- Task input
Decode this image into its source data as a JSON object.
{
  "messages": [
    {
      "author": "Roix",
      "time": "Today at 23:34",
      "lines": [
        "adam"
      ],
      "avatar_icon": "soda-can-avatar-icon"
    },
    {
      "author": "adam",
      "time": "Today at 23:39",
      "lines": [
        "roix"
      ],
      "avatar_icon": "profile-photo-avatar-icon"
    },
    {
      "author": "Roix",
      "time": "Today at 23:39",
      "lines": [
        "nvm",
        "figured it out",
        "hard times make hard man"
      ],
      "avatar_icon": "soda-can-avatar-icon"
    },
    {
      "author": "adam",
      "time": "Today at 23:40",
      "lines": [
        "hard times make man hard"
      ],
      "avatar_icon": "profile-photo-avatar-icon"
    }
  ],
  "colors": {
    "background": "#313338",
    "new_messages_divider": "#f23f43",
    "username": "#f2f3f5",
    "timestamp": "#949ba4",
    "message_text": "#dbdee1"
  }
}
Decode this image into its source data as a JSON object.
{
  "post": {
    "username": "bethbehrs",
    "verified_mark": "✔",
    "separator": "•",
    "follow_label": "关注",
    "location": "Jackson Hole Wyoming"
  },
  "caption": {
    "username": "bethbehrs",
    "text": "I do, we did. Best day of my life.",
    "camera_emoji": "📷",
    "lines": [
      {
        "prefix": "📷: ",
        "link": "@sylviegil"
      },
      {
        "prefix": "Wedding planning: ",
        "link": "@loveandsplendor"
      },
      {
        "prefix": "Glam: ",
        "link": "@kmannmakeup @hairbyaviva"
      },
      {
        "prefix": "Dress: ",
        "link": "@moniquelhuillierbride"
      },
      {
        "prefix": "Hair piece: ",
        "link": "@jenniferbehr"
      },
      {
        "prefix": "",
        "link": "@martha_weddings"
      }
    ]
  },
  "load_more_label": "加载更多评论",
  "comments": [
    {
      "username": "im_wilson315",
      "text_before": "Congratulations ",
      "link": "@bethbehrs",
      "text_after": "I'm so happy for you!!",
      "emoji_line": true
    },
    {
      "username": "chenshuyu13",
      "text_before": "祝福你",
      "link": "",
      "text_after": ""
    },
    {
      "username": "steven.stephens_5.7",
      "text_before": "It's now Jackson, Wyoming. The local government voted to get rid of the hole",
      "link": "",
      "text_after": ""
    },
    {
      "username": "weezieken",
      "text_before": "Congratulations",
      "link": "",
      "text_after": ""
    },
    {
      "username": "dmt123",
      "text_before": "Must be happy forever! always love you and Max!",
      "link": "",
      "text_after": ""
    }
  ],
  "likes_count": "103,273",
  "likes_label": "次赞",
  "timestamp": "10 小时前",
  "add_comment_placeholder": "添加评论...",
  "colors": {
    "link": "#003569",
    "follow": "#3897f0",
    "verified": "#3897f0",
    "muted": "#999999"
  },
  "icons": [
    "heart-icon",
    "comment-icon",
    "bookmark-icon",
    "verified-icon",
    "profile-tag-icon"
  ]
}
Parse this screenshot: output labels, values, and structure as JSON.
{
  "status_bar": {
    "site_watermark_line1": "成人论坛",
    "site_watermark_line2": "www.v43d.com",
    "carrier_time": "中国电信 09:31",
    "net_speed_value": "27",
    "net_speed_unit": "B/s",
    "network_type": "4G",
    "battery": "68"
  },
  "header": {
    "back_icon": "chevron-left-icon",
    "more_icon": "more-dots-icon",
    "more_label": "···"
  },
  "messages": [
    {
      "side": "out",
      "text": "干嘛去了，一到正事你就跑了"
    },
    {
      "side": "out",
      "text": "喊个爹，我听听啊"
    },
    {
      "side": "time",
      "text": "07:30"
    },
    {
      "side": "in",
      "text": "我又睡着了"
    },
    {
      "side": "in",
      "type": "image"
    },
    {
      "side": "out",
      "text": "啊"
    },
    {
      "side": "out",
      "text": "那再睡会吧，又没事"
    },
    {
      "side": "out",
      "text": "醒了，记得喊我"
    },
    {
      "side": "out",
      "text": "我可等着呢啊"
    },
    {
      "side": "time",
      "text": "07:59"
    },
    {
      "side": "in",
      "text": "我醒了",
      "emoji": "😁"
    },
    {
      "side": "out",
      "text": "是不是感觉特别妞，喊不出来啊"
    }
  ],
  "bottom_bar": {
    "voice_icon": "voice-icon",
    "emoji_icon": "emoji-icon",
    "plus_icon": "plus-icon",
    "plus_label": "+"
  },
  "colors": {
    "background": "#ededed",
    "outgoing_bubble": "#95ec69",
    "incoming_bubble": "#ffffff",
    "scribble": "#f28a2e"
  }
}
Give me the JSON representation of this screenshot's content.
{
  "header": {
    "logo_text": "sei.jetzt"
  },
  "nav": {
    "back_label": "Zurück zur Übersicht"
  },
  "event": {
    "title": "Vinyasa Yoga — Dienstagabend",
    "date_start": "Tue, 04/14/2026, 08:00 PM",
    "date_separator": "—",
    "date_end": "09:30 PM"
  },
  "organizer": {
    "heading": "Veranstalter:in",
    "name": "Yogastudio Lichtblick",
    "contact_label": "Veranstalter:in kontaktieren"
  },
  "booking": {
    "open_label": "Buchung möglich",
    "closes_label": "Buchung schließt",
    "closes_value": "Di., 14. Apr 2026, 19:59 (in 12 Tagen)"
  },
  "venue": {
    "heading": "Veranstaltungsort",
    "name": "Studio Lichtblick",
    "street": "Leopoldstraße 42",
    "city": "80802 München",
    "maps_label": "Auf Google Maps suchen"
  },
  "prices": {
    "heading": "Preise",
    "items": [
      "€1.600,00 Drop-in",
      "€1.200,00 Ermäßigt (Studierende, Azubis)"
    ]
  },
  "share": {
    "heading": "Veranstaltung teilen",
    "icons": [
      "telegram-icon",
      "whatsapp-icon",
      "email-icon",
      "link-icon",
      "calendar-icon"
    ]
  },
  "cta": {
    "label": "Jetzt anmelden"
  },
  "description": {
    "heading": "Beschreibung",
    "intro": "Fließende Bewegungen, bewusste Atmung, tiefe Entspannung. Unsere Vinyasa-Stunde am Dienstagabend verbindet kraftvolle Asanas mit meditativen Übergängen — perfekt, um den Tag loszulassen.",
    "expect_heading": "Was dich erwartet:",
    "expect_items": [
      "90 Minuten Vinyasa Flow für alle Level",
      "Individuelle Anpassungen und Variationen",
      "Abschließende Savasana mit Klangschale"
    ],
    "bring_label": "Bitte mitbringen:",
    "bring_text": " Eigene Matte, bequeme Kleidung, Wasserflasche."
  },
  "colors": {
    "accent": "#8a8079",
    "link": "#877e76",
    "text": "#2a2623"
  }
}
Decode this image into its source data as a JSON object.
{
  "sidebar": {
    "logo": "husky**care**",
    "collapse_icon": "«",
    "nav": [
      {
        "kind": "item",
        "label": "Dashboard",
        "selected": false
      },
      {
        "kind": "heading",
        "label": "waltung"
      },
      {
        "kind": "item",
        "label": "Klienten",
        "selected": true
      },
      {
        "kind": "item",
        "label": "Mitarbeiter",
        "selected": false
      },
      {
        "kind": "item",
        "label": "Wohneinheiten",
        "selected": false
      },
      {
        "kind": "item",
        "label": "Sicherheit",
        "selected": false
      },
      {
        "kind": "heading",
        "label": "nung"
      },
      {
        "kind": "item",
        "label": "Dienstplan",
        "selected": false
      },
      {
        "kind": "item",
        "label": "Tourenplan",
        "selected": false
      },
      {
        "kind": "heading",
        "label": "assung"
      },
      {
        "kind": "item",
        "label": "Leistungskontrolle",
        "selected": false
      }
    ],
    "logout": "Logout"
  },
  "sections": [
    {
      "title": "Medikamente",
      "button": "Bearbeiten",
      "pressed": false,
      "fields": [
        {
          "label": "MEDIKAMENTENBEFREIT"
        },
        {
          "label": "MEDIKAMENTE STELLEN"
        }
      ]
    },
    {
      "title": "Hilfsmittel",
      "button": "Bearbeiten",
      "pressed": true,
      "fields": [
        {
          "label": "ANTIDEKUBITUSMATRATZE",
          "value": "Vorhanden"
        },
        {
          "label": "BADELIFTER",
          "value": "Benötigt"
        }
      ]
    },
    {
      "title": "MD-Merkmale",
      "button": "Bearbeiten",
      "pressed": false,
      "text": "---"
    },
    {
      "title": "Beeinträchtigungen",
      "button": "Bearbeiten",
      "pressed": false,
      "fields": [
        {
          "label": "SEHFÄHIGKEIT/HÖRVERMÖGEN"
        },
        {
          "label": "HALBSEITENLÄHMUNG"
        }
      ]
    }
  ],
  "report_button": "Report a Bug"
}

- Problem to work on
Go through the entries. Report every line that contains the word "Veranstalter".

- Written solution
    "heading": "Veranstalter:in",
    "contact_label": "Veranstalter:in kontaktieren"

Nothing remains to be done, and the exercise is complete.